I shopped in Gastown, which was quaint, but every single store was a tourist trap. So from that standpoint I was disappointed. The really great shopping was on Granville Island. I bought 3 pairs of earrings made by different local artists. I saw A LOT of stuff I wanted to buy, but our house is already pushing maximum density when it comes to knick knacks, candles, glass, window crystals, posters, memorabilia and other bric-a-brac, so alas, I returned home from 3 days in Vancouver with a tshirt, a ton of postcards, the earrings, and a cute stuffed toy Husky dog dressed like an RCMP officer (I named him Diefenbaker). Chinatown was sketchy....I wanted to see the Sam Kee Building which is the narrowest building in the world. But most of the buildings were boarded up and there were some hinky looking people walking around so I hoofed it back to Gastown. I mean, I have a giant purse, a back pack and a camera. No, that doesn't scream "tourist" at all.
Had no problem with the border crossings. They didn't even look at my ID going into Canada, just asked me where I was staying and what my plans were. Coming home they at least looked at my drivers license, asked what I bought and sent me on my way. Of course I didn't mention the Cuban cigar or the hemp-related, but entirely legal, novelty items I brought back for the hubby.....

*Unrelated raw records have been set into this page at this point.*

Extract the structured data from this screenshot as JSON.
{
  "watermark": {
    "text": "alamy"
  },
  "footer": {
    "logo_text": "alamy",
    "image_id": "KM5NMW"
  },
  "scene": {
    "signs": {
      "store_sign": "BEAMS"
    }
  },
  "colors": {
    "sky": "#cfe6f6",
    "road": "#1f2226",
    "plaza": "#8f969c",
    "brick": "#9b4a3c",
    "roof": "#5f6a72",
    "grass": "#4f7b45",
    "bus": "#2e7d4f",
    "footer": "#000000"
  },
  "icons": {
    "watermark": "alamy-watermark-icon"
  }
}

I'm glad I got Vancouver out of my system, but I don't see myself returning there any time soon. I will return to Victoria in a heartbeat though; hopefully next summer. Victoria is more my kind of city and there's still so much to do and see there and on Vancouver Island. Victoria is familiar, and I feel about Victoria the way I do about San Francisco: It's my home away from home.
I'll try to post some pictures I shot on my blog later on, once they are developed. I shot 7 rolls of film, but no digital. I stuck with what I know best.